Everyone thinks getting your sailor back after months at sea is all sunshine and rainbows. To a certain extent, it certainly is. I still get butterflies waiting for him to walk off the ship and into my arms. I can’t wait to fall asleep hearing him beside me. (Yeah, even that snoring.) But then…it happens. Sometimes it happens hours after his arrival, sometimes it waits for days. I’m talking about reintegration. It’s like a curse word in my mouth. I still can’t decide which is worse, reintegration or pre-deployment.
When you’ve been doing this as long as I have, you at least know what to expect. The first time you go through it you’re absolutely befuddled that you are fighting over something so small already. Did you change that much? Did he? The fact of the matter is, when you’ve been going it alone and that routine gets disrupted, you almost don’t know how to handle it. That routine is what kept you going while he was away. It was the only thing you could control. So now here you are, looking at clothes on the floor. Doesn’t he know that clothes go in the hamper and not on the floor? Doesn’t he remember where the dishes go? And oh. my. goodness. The kids MUST be in bed at 8 sharp or there will be hell to pay tomorrow – and he just now decides we should go out for ice cream?
Take a breath. Again. Okay, is it that important? I’m not saying it isn’t, but is every single one of those things he’s doing worth the fight? I mean, yes, at some point clothes in the hamper would be nice. And sooner rather than later. But if you spent a whole day going at him for every mis-step, it’s going to spell disaster. And the same goes for him, you don’t want him walking around pointing out everything you’ve done wrong. So yes, take a breath. Those clothes on the floor? They show that he’s comfortable being home. The dishes that are on the counter instead of put away? They’re there because a kid that missed him like crazy is begging him to play a video game. That late-night ice cream run? He’s trying to make a memory to make up for his absence.

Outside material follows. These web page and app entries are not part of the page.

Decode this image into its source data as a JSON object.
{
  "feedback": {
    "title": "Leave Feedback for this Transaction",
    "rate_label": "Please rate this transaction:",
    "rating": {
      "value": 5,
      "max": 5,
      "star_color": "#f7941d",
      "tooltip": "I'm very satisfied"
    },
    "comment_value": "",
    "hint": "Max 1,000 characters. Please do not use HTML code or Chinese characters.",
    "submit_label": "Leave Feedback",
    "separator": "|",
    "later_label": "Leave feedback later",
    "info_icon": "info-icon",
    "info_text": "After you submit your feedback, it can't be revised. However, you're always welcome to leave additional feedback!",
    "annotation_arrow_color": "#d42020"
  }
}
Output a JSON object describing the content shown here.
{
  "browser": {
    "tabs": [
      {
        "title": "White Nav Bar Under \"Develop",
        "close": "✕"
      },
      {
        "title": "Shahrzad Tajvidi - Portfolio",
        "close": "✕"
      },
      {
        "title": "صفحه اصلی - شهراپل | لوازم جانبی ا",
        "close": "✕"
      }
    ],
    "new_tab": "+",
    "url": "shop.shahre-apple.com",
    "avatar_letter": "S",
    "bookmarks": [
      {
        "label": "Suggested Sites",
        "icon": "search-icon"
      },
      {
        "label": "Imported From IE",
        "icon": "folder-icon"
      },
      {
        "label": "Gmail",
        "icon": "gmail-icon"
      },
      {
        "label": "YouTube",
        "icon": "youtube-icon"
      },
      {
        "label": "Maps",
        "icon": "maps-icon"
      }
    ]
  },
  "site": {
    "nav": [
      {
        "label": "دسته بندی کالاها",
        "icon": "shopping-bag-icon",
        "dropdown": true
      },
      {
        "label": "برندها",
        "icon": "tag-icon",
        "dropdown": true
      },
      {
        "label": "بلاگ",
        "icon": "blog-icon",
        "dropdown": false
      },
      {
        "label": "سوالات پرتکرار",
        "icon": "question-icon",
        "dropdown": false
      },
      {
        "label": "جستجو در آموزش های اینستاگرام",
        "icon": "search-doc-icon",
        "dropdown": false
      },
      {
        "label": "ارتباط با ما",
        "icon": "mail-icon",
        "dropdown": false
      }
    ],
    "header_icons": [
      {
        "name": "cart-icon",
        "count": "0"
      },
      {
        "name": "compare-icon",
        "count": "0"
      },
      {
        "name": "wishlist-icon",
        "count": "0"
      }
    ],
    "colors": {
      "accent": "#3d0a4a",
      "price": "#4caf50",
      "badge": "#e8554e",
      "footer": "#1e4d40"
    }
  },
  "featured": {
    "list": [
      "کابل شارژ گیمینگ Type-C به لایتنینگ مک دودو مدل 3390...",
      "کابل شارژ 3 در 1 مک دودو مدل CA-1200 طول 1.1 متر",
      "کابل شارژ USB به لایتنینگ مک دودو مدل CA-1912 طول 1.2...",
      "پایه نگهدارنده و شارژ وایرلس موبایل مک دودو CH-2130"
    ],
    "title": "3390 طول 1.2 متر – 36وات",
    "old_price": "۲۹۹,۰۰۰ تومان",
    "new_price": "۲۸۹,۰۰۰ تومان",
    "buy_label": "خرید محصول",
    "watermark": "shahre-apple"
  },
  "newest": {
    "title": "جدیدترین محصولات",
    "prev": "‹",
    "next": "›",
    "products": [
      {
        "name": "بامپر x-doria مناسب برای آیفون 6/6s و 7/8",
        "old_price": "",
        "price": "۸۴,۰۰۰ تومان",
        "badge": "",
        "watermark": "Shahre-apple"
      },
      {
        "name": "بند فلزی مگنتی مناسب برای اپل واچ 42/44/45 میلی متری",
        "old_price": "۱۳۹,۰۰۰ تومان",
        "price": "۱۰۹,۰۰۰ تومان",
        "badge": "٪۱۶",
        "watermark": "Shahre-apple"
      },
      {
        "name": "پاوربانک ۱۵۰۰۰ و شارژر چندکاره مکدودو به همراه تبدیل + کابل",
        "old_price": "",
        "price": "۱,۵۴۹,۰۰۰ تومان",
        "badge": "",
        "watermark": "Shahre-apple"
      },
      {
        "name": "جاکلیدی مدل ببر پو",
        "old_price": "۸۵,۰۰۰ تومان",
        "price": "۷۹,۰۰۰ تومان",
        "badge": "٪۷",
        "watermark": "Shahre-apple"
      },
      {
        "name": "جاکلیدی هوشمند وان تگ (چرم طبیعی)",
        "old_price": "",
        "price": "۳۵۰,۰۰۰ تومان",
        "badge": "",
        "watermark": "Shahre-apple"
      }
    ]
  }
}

It took us years to learn the art of reintegration. Our last reintegration took months. Well, we don’t have months to reintegrate this time around so I refuse to let us do that again. Don’t forget to communicate–in a way that isn’t nagging. Pick up the clothes and when you’re cuddled up together, mention that you need his help keeping the house up, or the routine in tact, or whatever it is. He probably doesn’t even realize he’s doing it. Unless you’re my husband anyway. Those clothes on the floor are totally on purpose and have become somewhat of a joke and it doesn’t bother me anymore. Most days anyway.